It seems simple, lifting your horses forehand while driving the back. However, the cause of heaviness on the forehand is a balance issue. So if you begin retraining by holding up your hands and asking more leg, your horse, who has not been trained to carry himself properly, is going to lean on your hands. As soon as you drop them, your horse could tumble, and you would follow right over his head.
I am training my horse to do the same. I like to work in a large circle, because the inside flexion (poll) is causing her to lighten on my hands. With gentle squeezes on the reins, (like a sponge) I'm asking her to stretch towards the bit. She now has a pretty head set, but only for a step or two at the most. After I have rewarded her with a subtle "give" of my hands (either opening your fingers or pushing your hands forward) I remind her again that I want her to be light, and start the process again. It's important to ask for lightness at the walk, trot, and eventually canter. Transitions really help. My exercise is just what I use for training my horse, and it's going to be different for everyone. The idea is there, asking for lightness, rewarding, and repeating. You may see silght results by the end of your work, but it may be a quicker response to your hands. Real enforcement and work in this area will ultimately be the "cure" for a heavy horse. Yes, your inside arm will probably want to fall off by the end of it :)
On a side note..
It's so important to reward for lightness. So many riders cling literally on their horse's mouth, trying to "hold" their head down in a fake head set, trying to get them on the bit.
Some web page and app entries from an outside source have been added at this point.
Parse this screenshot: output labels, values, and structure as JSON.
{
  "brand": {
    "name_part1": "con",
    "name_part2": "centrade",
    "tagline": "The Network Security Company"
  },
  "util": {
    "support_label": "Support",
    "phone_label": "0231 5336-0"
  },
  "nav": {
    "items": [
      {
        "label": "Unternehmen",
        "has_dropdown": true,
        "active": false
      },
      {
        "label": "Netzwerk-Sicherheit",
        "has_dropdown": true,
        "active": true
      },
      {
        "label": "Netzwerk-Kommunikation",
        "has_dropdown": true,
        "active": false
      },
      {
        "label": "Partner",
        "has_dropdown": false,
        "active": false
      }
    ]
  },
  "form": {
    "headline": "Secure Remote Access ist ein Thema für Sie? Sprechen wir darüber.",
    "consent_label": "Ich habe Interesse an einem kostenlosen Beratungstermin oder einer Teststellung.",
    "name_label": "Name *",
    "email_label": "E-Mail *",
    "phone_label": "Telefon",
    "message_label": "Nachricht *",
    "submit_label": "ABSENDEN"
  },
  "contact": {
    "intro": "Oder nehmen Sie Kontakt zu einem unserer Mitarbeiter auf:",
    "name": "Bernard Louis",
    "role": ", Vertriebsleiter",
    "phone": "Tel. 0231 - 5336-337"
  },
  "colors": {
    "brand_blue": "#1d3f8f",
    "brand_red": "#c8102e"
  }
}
That is where heavy horses learn their bad habits, to balance on your hands, and have a weak back end.
So there, my first post on this forum, ande competing to be my longest, is hopefully going to help you.